“One area which is of particular concern is that large retail units like IKEA on the outskirts of Edinburgh can re-open, while small shopping centres like the Loreburne Centre in Dumfries can’t, except for access to an essential shop like a pharmacy. 

“This policy might be appropriate for large shopping centres in cities such as Glasgow and Edinburgh, but it is very hard to see how it fits those in smaller towns. When you look at average footfall, it is impossible to argue that smaller shopping centres should remain closed and I would urge the Scottish Government to urgently reassess this policy.

“The consequence of a continued shut down will be that retail units in smaller shopping centres close for good, leading to job losses.

“Rural areas have already suffered a lot during the pandemic and while lockdown was essential to control the pandemic, many people in our region are still suffering the economic consequences.”


South Scotland MSP Colin Smyth has urged parents across the region to keep pressure on the Scottish Government in a bid to ensure the right back to school plans are rolled out in August.

Over the past couple of weeks, councils have been preparing contingency plans for children to return to school later in the summer, while the Scottish Government has refused to come up with the money they will need for costs such as extra school transport and more cleaning.

Colin Smyth has said while councils are doing the best job they can given the challenges the face, much more needs to be done to get children back to school for as much of the week as safely possible.

The local MSP believes that proposals for one or two days a week from councils don’t go far enough and believes no pupil should be in school less than 50 per cent of the week in the short term, with a move back to as close to full-time schooling as soon as possible. 

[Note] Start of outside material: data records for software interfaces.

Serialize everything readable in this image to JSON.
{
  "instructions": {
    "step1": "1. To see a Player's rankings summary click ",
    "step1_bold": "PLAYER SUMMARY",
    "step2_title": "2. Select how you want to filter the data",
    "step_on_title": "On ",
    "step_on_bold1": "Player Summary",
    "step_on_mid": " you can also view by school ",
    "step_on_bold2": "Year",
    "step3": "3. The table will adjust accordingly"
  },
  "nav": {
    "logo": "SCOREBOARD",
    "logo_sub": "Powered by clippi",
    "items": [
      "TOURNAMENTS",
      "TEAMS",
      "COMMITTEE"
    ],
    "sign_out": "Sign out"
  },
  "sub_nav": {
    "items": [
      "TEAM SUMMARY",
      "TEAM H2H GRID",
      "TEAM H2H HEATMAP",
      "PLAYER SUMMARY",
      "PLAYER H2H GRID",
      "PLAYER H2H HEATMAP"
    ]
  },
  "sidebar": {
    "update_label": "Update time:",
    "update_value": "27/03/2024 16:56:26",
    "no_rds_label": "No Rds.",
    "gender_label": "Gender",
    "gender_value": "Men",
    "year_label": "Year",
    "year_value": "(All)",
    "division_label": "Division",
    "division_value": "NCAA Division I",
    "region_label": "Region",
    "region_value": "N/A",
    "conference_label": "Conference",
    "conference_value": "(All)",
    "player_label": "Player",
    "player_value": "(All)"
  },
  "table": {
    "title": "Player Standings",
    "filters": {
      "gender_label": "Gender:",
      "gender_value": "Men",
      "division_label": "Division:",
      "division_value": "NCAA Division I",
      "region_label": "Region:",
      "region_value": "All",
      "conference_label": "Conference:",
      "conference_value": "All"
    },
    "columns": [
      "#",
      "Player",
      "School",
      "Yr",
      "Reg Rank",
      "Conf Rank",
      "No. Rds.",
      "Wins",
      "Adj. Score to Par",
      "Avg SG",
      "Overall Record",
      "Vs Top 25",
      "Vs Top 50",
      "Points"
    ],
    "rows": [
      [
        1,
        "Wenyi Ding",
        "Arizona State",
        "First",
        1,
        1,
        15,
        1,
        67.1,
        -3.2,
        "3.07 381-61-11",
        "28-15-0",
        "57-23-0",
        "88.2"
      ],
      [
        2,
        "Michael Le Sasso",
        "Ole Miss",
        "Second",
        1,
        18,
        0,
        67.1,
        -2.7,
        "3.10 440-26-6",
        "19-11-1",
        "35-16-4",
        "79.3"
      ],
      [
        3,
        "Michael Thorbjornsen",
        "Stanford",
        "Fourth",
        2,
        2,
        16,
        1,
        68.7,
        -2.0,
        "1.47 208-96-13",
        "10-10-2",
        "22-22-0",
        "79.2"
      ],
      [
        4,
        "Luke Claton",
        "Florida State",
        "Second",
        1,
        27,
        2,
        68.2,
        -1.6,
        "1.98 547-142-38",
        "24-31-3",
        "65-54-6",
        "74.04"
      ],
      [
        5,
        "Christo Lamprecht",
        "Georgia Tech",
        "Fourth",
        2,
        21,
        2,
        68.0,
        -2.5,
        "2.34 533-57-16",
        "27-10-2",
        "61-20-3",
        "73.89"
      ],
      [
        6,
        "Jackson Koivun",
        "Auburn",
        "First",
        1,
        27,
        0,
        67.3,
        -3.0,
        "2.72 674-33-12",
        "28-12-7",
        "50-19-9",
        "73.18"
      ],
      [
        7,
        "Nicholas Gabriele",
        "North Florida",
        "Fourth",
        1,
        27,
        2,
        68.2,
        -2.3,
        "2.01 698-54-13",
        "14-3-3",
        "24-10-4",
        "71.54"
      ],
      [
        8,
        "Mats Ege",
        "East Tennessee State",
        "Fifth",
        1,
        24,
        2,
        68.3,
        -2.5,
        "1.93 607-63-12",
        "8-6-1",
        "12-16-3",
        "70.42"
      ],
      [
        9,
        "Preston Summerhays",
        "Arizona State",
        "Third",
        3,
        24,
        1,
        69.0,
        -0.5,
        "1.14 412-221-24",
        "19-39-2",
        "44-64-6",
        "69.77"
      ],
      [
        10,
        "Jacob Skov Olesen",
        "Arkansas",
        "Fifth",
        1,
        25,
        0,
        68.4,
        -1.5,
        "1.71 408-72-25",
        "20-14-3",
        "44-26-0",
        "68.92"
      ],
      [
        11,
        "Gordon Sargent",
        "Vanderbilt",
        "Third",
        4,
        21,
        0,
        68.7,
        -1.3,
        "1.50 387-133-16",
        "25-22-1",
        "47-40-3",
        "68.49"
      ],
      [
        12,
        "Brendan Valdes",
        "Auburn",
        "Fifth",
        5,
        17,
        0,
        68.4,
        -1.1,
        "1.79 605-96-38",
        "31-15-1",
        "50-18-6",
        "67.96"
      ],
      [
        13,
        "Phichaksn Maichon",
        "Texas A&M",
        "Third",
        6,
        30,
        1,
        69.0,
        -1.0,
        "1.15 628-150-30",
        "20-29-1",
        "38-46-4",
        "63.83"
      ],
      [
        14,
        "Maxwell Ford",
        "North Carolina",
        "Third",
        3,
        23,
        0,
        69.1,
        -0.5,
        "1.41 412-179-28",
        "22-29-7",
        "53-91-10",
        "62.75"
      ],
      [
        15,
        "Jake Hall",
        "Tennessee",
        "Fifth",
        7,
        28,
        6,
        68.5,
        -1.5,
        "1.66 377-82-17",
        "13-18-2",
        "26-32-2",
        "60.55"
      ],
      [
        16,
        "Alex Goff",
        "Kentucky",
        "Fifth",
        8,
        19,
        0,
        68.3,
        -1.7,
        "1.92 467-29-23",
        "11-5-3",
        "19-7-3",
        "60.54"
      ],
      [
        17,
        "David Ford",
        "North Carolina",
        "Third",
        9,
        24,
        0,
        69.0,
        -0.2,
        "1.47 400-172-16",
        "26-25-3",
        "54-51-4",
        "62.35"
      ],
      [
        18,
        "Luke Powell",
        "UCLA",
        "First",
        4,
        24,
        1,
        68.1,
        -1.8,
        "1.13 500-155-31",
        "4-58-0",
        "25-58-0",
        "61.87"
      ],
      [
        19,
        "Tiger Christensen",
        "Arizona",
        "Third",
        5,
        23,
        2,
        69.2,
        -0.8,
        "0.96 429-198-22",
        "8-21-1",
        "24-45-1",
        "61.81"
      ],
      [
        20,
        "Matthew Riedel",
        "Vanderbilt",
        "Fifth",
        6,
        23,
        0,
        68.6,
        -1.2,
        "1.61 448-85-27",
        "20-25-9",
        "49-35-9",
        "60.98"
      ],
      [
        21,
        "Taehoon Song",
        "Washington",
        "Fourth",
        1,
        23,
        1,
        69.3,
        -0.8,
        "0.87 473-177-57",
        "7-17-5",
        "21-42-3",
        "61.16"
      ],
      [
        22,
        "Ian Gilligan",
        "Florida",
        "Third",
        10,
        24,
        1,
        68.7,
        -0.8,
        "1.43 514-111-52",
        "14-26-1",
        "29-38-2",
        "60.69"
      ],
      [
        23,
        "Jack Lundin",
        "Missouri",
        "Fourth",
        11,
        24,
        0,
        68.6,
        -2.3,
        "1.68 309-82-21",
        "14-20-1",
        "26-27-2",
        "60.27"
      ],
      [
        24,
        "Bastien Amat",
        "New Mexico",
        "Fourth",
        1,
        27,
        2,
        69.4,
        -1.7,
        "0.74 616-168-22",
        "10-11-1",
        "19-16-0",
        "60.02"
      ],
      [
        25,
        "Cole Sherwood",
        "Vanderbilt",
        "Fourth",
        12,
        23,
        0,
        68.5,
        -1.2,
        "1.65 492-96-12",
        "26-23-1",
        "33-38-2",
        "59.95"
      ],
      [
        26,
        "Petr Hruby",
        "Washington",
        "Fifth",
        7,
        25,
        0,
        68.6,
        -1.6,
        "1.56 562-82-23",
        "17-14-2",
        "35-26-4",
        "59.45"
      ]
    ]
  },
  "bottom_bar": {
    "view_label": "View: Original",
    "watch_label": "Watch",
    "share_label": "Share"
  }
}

ColinSmythMSPColin Smyth said: “As we approach what would have been the start of the traditional school holidays, I am urging parents to keep pressure on the Scottish Government to ensure the best back to school plans are rolled out across our region in August.

“Local councils are working around the clock to ensure children are able to restart their education in a safe way, but they have been seriously hampered by the Scottish Government.

“The fact that the government has not come up with a single extra penny to help our schools to restart safely is shocking.

“Education departments are now faced with the daunting task of providing extra cleaning and more pupil transport from their already squeezed budgets just to get children back in school two or three days a week.

“Either the Scottish Government needs to make its position known on social distancing and whether it intends to reduce the current two metre level to allow as many children back as after the holidays, explaining exactly how this will be achieved safely, or the government must give councils more resources to allow more children to be taught at any one time. 

“This could involve using other buildings to teach in with appropriate changes to the required specifications from the Government and bringing in retired, supply and recently graduated teachers and those who have just finished their probation, who ridiculously have found themselves out of work, to ensure we can get kids back in more than half the week sooner rather than later. 

“No child should be in school less than half of the week and even that should only be short term, with a return to as close to full time education within a matter of weeks.”